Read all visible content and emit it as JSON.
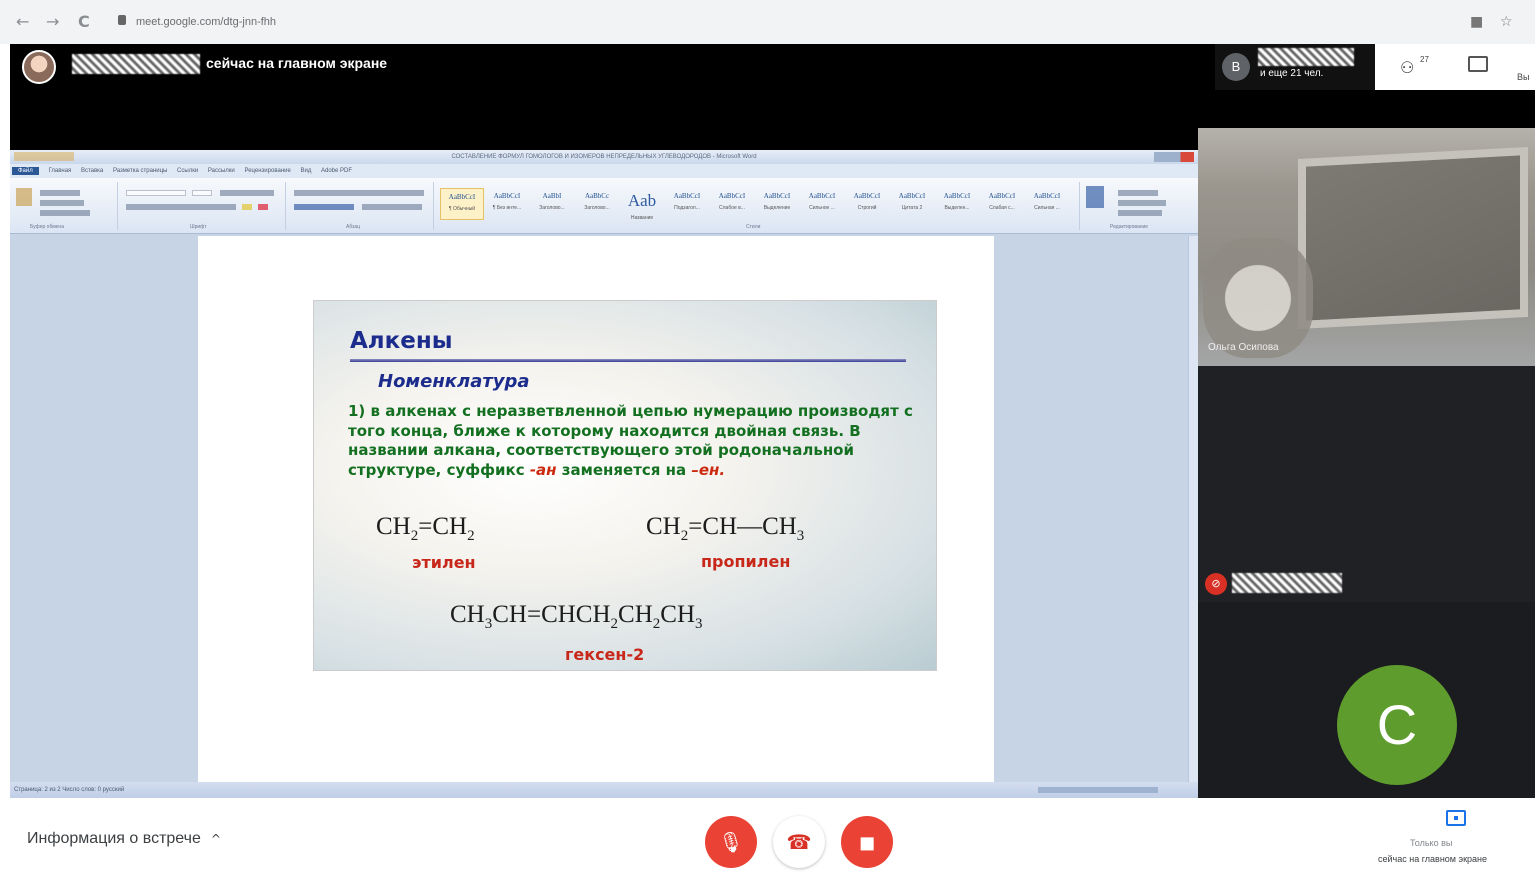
{
  "browser": {
    "url": "meet.google.com/dtg-jnn-fhh",
    "back_icon": "←",
    "forward_icon": "→",
    "reload_icon": "C",
    "star_icon": "☆"
  },
  "meet": {
    "presenter_status": "сейчас на главном экране",
    "participants_count_text": "и еще 21 чел.",
    "participant_badge": "B",
    "people_count": "27",
    "right_cut_label": "Вы",
    "camera_tile_label": "Ольга Осипова",
    "avatar_letter": "C",
    "meeting_info_label": "Информация о встрече",
    "chevron_up": "^",
    "present_label": "Только вы",
    "present_status": "сейчас на главном экране",
    "colors": {
      "mic_off": "#ea4335",
      "avatar": "#5e9c2e",
      "accent": "#1a73e8"
    }
  },
  "word": {
    "title": "СОСТАВЛЕНИЕ ФОРМУЛ ГОМОЛОГОВ И ИЗОМЕРОВ НЕПРЕДЕЛЬНЫХ УГЛЕВОДОРОДОВ - Microsoft Word",
    "tabs": [
      "Файл",
      "Главная",
      "Вставка",
      "Разметка страницы",
      "Ссылки",
      "Рассылки",
      "Рецензирование",
      "Вид",
      "Adobe PDF"
    ],
    "ribbon_groups": [
      "Буфер обмена",
      "Шрифт",
      "Абзац",
      "Стили",
      "Редактирование"
    ],
    "styles": [
      {
        "sample": "AaBbCcI",
        "name": "¶ Обычный",
        "active": true
      },
      {
        "sample": "AaBbCcI",
        "name": "¶ Без инте..."
      },
      {
        "sample": "AaBbI",
        "name": "Заголово..."
      },
      {
        "sample": "AaBbCc",
        "name": "Заголово..."
      },
      {
        "sample": "Aab",
        "name": "Название",
        "big": true
      },
      {
        "sample": "AaBbCcI",
        "name": "Подзагол..."
      },
      {
        "sample": "AaBbCcI",
        "name": "Слабое в..."
      },
      {
        "sample": "AaBbCcI",
        "name": "Выделение"
      },
      {
        "sample": "AaBbCcI",
        "name": "Сильное ..."
      },
      {
        "sample": "AaBbCcI",
        "name": "Строгий"
      },
      {
        "sample": "AaBbCcI",
        "name": "Цитата 2"
      },
      {
        "sample": "AaBbCcI",
        "name": "Выделен..."
      },
      {
        "sample": "AaBbCcI",
        "name": "Слабая с..."
      },
      {
        "sample": "AaBbCcI",
        "name": "Сильная ..."
      }
    ],
    "status_text": "Страница: 2 из 2   Число слов: 0   русский"
  },
  "slide": {
    "title": "Алкены",
    "subtitle": "Номенклатура",
    "body_main": "1) в алкенах с неразветвленной цепью нумерацию производят с того конца, ближе к которому находится двойная связь. В названии алкана, соответствующего этой родоначальной структуре, суффикс ",
    "suffix_an": "-ан",
    "body_mid": " заменяется на ",
    "suffix_en": "–ен.",
    "ethylene_name": "этилен",
    "propylene_name": "пропилен",
    "hexene_name": "гексен-2"
  }
}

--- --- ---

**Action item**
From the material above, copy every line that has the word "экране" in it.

**Answer section**
    "presenter_status": "сейчас на главном экране",
    "present_status": "сейчас на главном экране",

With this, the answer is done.